* _WORK REQUEST_:
Set down the records once more, please, exactly and with the pictures left out.

*** RECORDS PROVIDED Section Begins ***

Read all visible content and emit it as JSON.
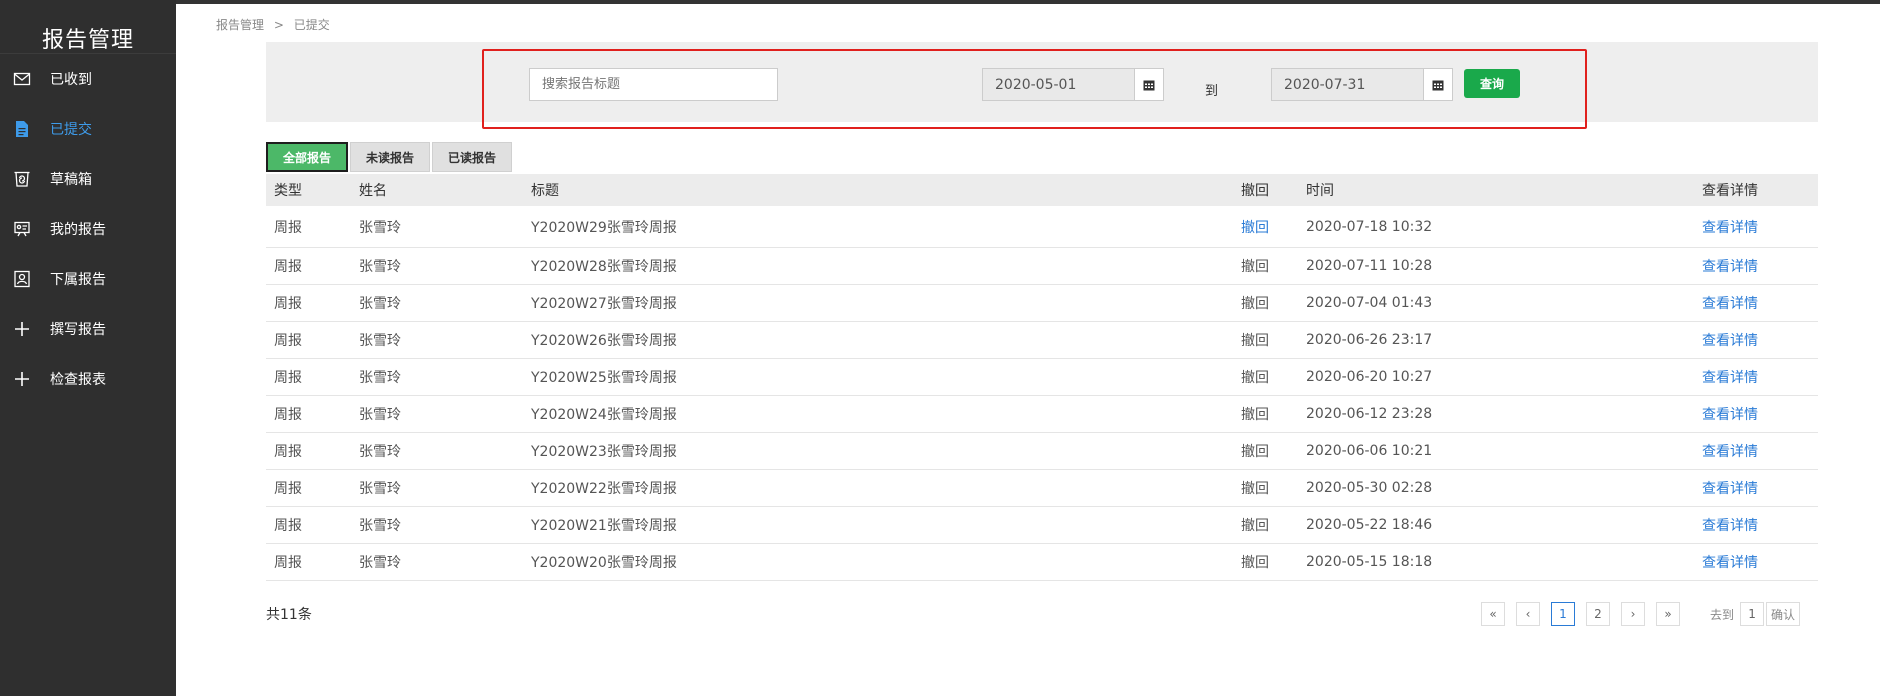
{
  "sidebar": {
    "brand": "报告管理",
    "items": [
      {
        "label": "已收到",
        "icon": "mail-icon"
      },
      {
        "label": "已提交",
        "icon": "document-icon"
      },
      {
        "label": "草稿箱",
        "icon": "draft-box-icon"
      },
      {
        "label": "我的报告",
        "icon": "presentation-icon"
      },
      {
        "label": "下属报告",
        "icon": "contact-card-icon"
      },
      {
        "label": "撰写报告",
        "icon": "plus-icon"
      },
      {
        "label": "检查报表",
        "icon": "plus-icon"
      }
    ],
    "active_index": 1
  },
  "breadcrumb": {
    "root": "报告管理",
    "separator": ">",
    "current": "已提交"
  },
  "filter": {
    "search_placeholder": "搜索报告标题",
    "start_date": "2020-05-01",
    "to_label": "到",
    "end_date": "2020-07-31",
    "query_label": "查询"
  },
  "tabs": [
    {
      "label": "全部报告"
    },
    {
      "label": "未读报告"
    },
    {
      "label": "已读报告"
    }
  ],
  "table": {
    "headers": {
      "type": "类型",
      "name": "姓名",
      "title": "标题",
      "recall": "撤回",
      "time": "时间",
      "detail": "查看详情"
    },
    "rows": [
      {
        "type": "周报",
        "name": "张雪玲",
        "title": "Y2020W29张雪玲周报",
        "recall": "撤回",
        "time": "2020-07-18 10:32",
        "detail": "查看详情"
      },
      {
        "type": "周报",
        "name": "张雪玲",
        "title": "Y2020W28张雪玲周报",
        "recall": "撤回",
        "time": "2020-07-11 10:28",
        "detail": "查看详情"
      },
      {
        "type": "周报",
        "name": "张雪玲",
        "title": "Y2020W27张雪玲周报",
        "recall": "撤回",
        "time": "2020-07-04 01:43",
        "detail": "查看详情"
      },
      {
        "type": "周报",
        "name": "张雪玲",
        "title": "Y2020W26张雪玲周报",
        "recall": "撤回",
        "time": "2020-06-26 23:17",
        "detail": "查看详情"
      },
      {
        "type": "周报",
        "name": "张雪玲",
        "title": "Y2020W25张雪玲周报",
        "recall": "撤回",
        "time": "2020-06-20 10:27",
        "detail": "查看详情"
      },
      {
        "type": "周报",
        "name": "张雪玲",
        "title": "Y2020W24张雪玲周报",
        "recall": "撤回",
        "time": "2020-06-12 23:28",
        "detail": "查看详情"
      },
      {
        "type": "周报",
        "name": "张雪玲",
        "title": "Y2020W23张雪玲周报",
        "recall": "撤回",
        "time": "2020-06-06 10:21",
        "detail": "查看详情"
      },
      {
        "type": "周报",
        "name": "张雪玲",
        "title": "Y2020W22张雪玲周报",
        "recall": "撤回",
        "time": "2020-05-30 02:28",
        "detail": "查看详情"
      },
      {
        "type": "周报",
        "name": "张雪玲",
        "title": "Y2020W21张雪玲周报",
        "recall": "撤回",
        "time": "2020-05-22 18:46",
        "detail": "查看详情"
      },
      {
        "type": "周报",
        "name": "张雪玲",
        "title": "Y2020W20张雪玲周报",
        "recall": "撤回",
        "time": "2020-05-15 18:18",
        "detail": "查看详情"
      }
    ]
  },
  "footer": {
    "total": "共11条",
    "pager": {
      "first": "«",
      "prev": "‹",
      "pages": [
        "1",
        "2"
      ],
      "next": "›",
      "last": "»",
      "goto_label": "去到",
      "goto_value": "1",
      "confirm": "确认"
    }
  },
  "colors": {
    "sidebar_bg": "#2f2f2f",
    "active_link": "#3e9bea",
    "query_button": "#1aa94b",
    "active_tab": "#4cb868",
    "highlight_border": "#e0201d"
  }
}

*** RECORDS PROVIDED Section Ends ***

* _ANSWER TO THE PROBLEM_:
Read all visible content and emit it as JSON.
{
  "sidebar": {
    "brand": "报告管理",
    "items": [
      {
        "label": "已收到",
        "icon": "mail-icon"
      },
      {
        "label": "已提交",
        "icon": "document-icon"
      },
      {
        "label": "草稿箱",
        "icon": "draft-box-icon"
      },
      {
        "label": "我的报告",
        "icon": "presentation-icon"
      },
      {
        "label": "下属报告",
        "icon": "contact-card-icon"
      },
      {
        "label": "撰写报告",
        "icon": "plus-icon"
      },
      {
        "label": "检查报表",
        "icon": "plus-icon"
      }
    ],
    "active_index": 1
  },
  "breadcrumb": {
    "root": "报告管理",
    "separator": ">",
    "current": "已提交"
  },
  "filter": {
    "search_placeholder": "搜索报告标题",
    "start_date": "2020-05-01",
    "to_label": "到",
    "end_date": "2020-07-31",
    "query_label": "查询"
  },
  "tabs": [
    {
      "label": "全部报告"
    },
    {
      "label": "未读报告"
    },
    {
      "label": "已读报告"
    }
  ],
  "table": {
    "headers": {
      "type": "类型",
      "name": "姓名",
      "title": "标题",
      "recall": "撤回",
      "time": "时间",
      "detail": "查看详情"
    },
    "rows": [
      {
        "type": "周报",
        "name": "张雪玲",
        "title": "Y2020W29张雪玲周报",
        "recall": "撤回",
        "time": "2020-07-18 10:32",
        "detail": "查看详情"
      },
      {
        "type": "周报",
        "name": "张雪玲",
        "title": "Y2020W28张雪玲周报",
        "recall": "撤回",
        "time": "2020-07-11 10:28",
        "detail": "查看详情"
      },
      {
        "type": "周报",
        "name": "张雪玲",
        "title": "Y2020W27张雪玲周报",
        "recall": "撤回",
        "time": "2020-07-04 01:43",
        "detail": "查看详情"
      },
      {
        "type": "周报",
        "name": "张雪玲",
        "title": "Y2020W26张雪玲周报",
        "recall": "撤回",
        "time": "2020-06-26 23:17",
        "detail": "查看详情"
      },
      {
        "type": "周报",
        "name": "张雪玲",
        "title": "Y2020W25张雪玲周报",
        "recall": "撤回",
        "time": "2020-06-20 10:27",
        "detail": "查看详情"
      },
      {
        "type": "周报",
        "name": "张雪玲",
        "title": "Y2020W24张雪玲周报",
        "recall": "撤回",
        "time": "2020-06-12 23:28",
        "detail": "查看详情"
      },
      {
        "type": "周报",
        "name": "张雪玲",
        "title": "Y2020W23张雪玲周报",
        "recall": "撤回",
        "time": "2020-06-06 10:21",
        "detail": "查看详情"
      },
      {
        "type": "周报",
        "name": "张雪玲",
        "title": "Y2020W22张雪玲周报",
        "recall": "撤回",
        "time": "2020-05-30 02:28",
        "detail": "查看详情"
      },
      {
        "type": "周报",
        "name": "张雪玲",
        "title": "Y2020W21张雪玲周报",
        "recall": "撤回",
        "time": "2020-05-22 18:46",
        "detail": "查看详情"
      },
      {
        "type": "周报",
        "name": "张雪玲",
        "title": "Y2020W20张雪玲周报",
        "recall": "撤回",
        "time": "2020-05-15 18:18",
        "detail": "查看详情"
      }
    ]
  },
  "footer": {
    "total": "共11条",
    "pager": {
      "first": "«",
      "prev": "‹",
      "pages": [
        "1",
        "2"
      ],
      "next": "›",
      "last": "»",
      "goto_label": "去到",
      "goto_value": "1",
      "confirm": "确认"
    }
  },
  "colors": {
    "sidebar_bg": "#2f2f2f",
    "active_link": "#3e9bea",
    "query_button": "#1aa94b",
    "active_tab": "#4cb868",
    "highlight_border": "#e0201d"
  }
}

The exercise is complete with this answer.